The Dina Martina Christmas Show

Also: Nutcracker (Pacific Northwest Ballet) and Tudor Choir.

The Dina Martina Christmas Show

Dina Martina is the biggest talent to hit the Northwest since Frances Farmer bought the farm. She is a true Seattle legend, a talent of awe-inspiring proportions whose courageous performer's heart is rivaled only by her frighteningly endowed singing range. Martina's Christmas (or rather, Chrish-mash) revue has become a holiday staple, a surefire means of tapping into the spirit of the season. Following her roaring success at this year's Wigstock in the Big Apple, Martina is sure to be in top form this time around, primed to trot out an expected selection of damaging holiday music, innocently off-kilter banter and shocking gifts. If you've never experienced the confusion and elation that is Dina Martina, do yourself a Christmas favor and treat yourself to this very special holiday special. Re-bar, 1114 Howell St., 206-448-8464 or www.rebarseattle.com. $18. Opens Fri. Nov. 25. 8 p.m. Thurs.-Sun.; also 8 p.m. Mon. starting Dec. 19; 8 p.m. Wed. starting Dec. 21. Ends Sat. Dec. 31. RICHARD MORIN

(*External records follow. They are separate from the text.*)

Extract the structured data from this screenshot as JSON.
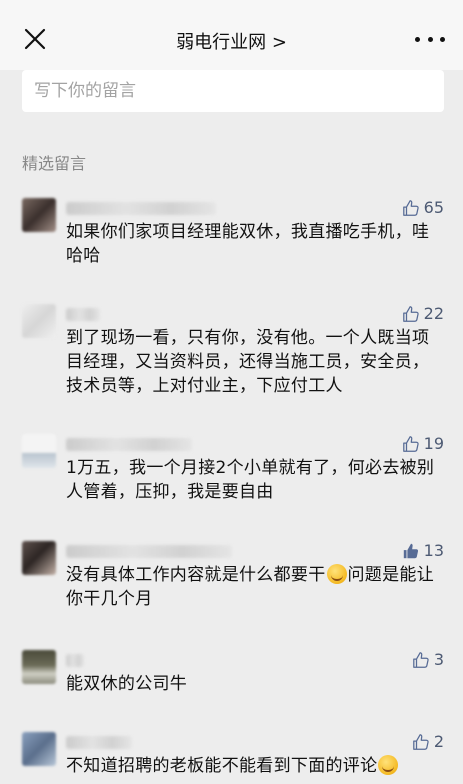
{
  "nav": {
    "title": "弱电行业网 >"
  },
  "comment_input": {
    "placeholder": "写下你的留言"
  },
  "section_title": "精选留言",
  "comments": [
    {
      "likes": "65",
      "liked": false,
      "text": "如果你们家项目经理能双休，我直播吃手机，哇哈哈"
    },
    {
      "likes": "22",
      "liked": false,
      "text": "到了现场一看，只有你，没有他。一个人既当项目经理，又当资料员，还得当施工员，安全员，技术员等，上对付业主，下应付工人"
    },
    {
      "likes": "19",
      "liked": false,
      "text": "1万五，我一个月接2个小单就有了，何必去被别人管着，压抑，我是要自由"
    },
    {
      "likes": "13",
      "liked": true,
      "text_before_emoji": "没有具体工作内容就是什么都要干",
      "text_after_emoji": "问题是能让你干几个月"
    },
    {
      "likes": "3",
      "liked": false,
      "text": "能双休的公司牛"
    },
    {
      "likes": "2",
      "liked": false,
      "text": "不知道招聘的老板能不能看到下面的评论"
    }
  ],
  "colors": {
    "background": "#ededed",
    "like_active": "#576b95",
    "like_inactive": "#4d5a73"
  }
}
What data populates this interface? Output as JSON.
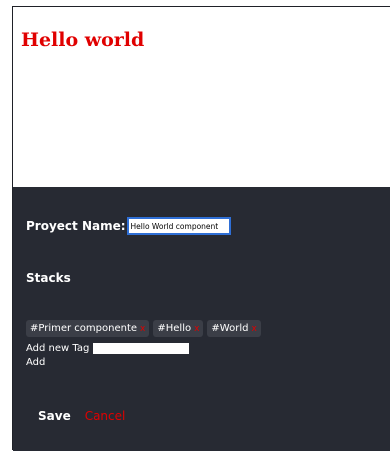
{
  "preview": {
    "heading": "Hello world"
  },
  "form": {
    "project_name_label": "Proyect Name:",
    "project_name_value": "Hello World component",
    "stacks_label": "Stacks",
    "tags": [
      {
        "label": "#Primer componente",
        "remove": "x"
      },
      {
        "label": "#Hello",
        "remove": "x"
      },
      {
        "label": "#World",
        "remove": "x"
      }
    ],
    "add_tag_label": "Add new Tag",
    "add_tag_value": "",
    "add_label": "Add"
  },
  "actions": {
    "save": "Save",
    "cancel": "Cancel"
  },
  "colors": {
    "accent_red": "#e00000",
    "panel_bg": "#272a33",
    "tag_bg": "#3b3e47",
    "focus_blue": "#2f6fd6"
  }
}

Nutcracker—Pacific Northwest Ballet

The first act of the holiday classic is set at a family party, so it's appropriate that PNB opens their Nutcracker season while your turkey leftovers are still fresh in the fridge. Former artistic director Kent Stowell caught the mildly sinister feeling of Maurice Sendak's designs in a production that makes Clara's trip to the Land of Sweets a metaphor for growing up beyond the Candyland of childhood. McCaw Hall, 321 Mercer St., 206-292-ARTS or www.pnb.org. $18-$102. 7:30 p.m. Fri. Nov. 25; 2 p.m. & 7:30 p.m. Sat. Nov. 26; 1 p.m. & 5:30 p.m. Sun. Nov. 27; ends Wed. Dec. 28. SANDRA KURTZ

Tudor Choir

18th-century American vocal music—rough, simple, fervent, full-throated—presented a contrast to polished, courtly European manners just as our citizens themselves did. The foursquare hymns of William Billings, for example, sound a bit like something Handel might have written after he'd had a few, while music in the "shape-note" tradition used a notation specially devised to aid worshippers who couldn't read music. The Tudor Choir, under Doug Fullington, celebrates this musical heritage in a Thanksgiving-weekend concert, complete with authentic dance tunes from fiddler Cathie Whitesides. Town Hall, 1119 Eighth Ave., 206-323-9415 or www.tudorchoir.org. $10-$25. 8 p.m. Sat. Nov. 26. GAVIN BORCHERT

 
comments powered by Disqus